Cape Town — Hydropower has the potential to contribute to reducing Africa's energy poverty, says a report published today.
The report, Meeting Africa's Energy Needs -- the costs and benefits of hydropower, details two case studies from Zambia and Kenya that show how hydropower can deliver benefits with minimal effect.
The report, by the Worldwide Fund for Nature (WWF), Oxfam and WaterAid, coincides with the opening in Johannesburg of an African ministerial conference on hydropower. It calls for a greater emphasis on providing benefits for the poor and reducing damage to ecosystems in future energy policies.
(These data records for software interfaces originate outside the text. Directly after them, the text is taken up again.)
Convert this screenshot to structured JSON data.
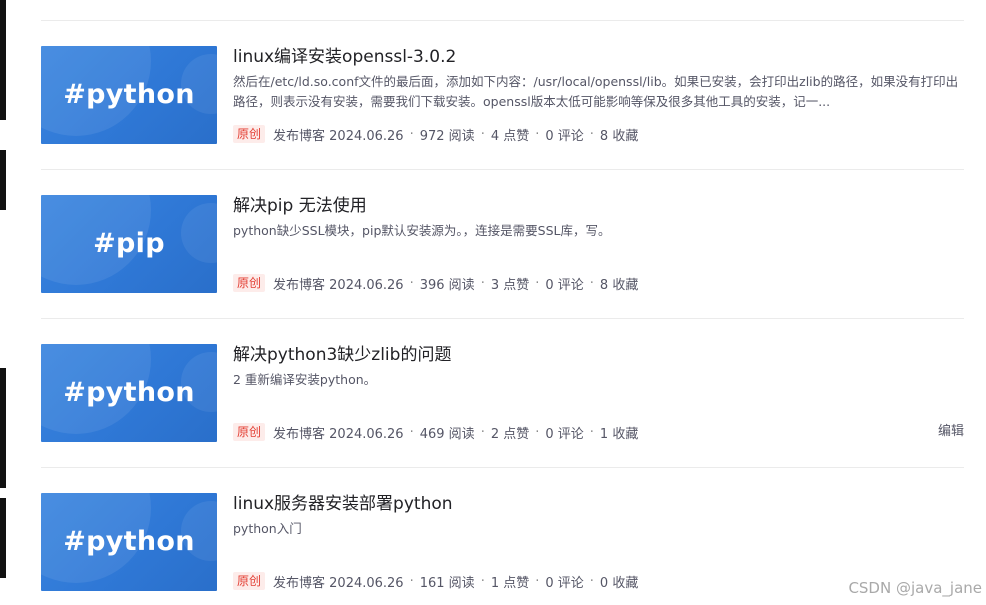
{
  "articles": [
    {
      "thumb_text": "#python",
      "title": "linux编译安装openssl-3.0.2",
      "desc": "然后在/etc/ld.so.conf文件的最后面，添加如下内容：/usr/local/openssl/lib。如果已安装，会打印出zlib的路径，如果没有打印出路径，则表示没有安装，需要我们下载安装。openssl版本太低可能影响等保及很多其他工具的安装，记一...",
      "badge": "原创",
      "publish": "发布博客 2024.06.26",
      "reads": "972 阅读",
      "likes": "4 点赞",
      "comments": "0 评论",
      "favorites": "8 收藏"
    },
    {
      "thumb_text": "#pip",
      "title": "解决pip 无法使用",
      "desc": "python缺少SSL模块，pip默认安装源为。，连接是需要SSL库，写。",
      "badge": "原创",
      "publish": "发布博客 2024.06.26",
      "reads": "396 阅读",
      "likes": "3 点赞",
      "comments": "0 评论",
      "favorites": "8 收藏"
    },
    {
      "thumb_text": "#python",
      "title": "解决python3缺少zlib的问题",
      "desc": "2 重新编译安装python。",
      "badge": "原创",
      "publish": "发布博客 2024.06.26",
      "reads": "469 阅读",
      "likes": "2 点赞",
      "comments": "0 评论",
      "favorites": "1 收藏",
      "edit": "编辑"
    },
    {
      "thumb_text": "#python",
      "title": "linux服务器安装部署python",
      "desc": "python入门",
      "badge": "原创",
      "publish": "发布博客 2024.06.26",
      "reads": "161 阅读",
      "likes": "1 点赞",
      "comments": "0 评论",
      "favorites": "0 收藏"
    }
  ],
  "separator": "·",
  "watermark": "CSDN @java_jane"
}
Dr Ute Collier, dams and hydropower manager for WWF and report author, said the importance of sustainable development needed to be made clear to ministers at the conference.
More than 500-million people have no access to regular energy supply in Africa. This means no refrigeration for medicines or food, as well as no effective lighting. Improving this situation is vital if the United Nations Millennium Development Goal of halving world poverty by 2015 is to be achieved.
The report also warns that Africa has a legacy of environmental and social problems linked to existing hydropower plants. Large hydropower plants rarely serve the needs of the very poorest people, says the report, which urges a cautious approach.
The report says decision makers should follow the recommendations of the World Commission on Dams as a guide to good practice. The recommendations aim to ensure that dams are economically and environmentally sustainable by ensuring that construction plans are given public approval, comprehensive assessments of other options are made and that the economic benefits of any dam are shared with local communities.
Collier said while large hydropower plants such as the Kariba and Cahora Bassa dams on the Zambezi River had brought economic benefits, they had also damaged freshwater ecosystems, which in turn affected fisheries.
In the case of the Zambezi, the economic losses of reduced prawn fisheries had been estimated at between $10m and $20m a year, without compensation for the affected fishermen.
"In some cases, the devastating impacts have still not been adequately addressed decades later," she said.
John Magrath, a researcher at Oxfam, said large hydropower plants were rarely the best option to bring electricity to the poor. Solar and small hydropower were often better alternatives, he said.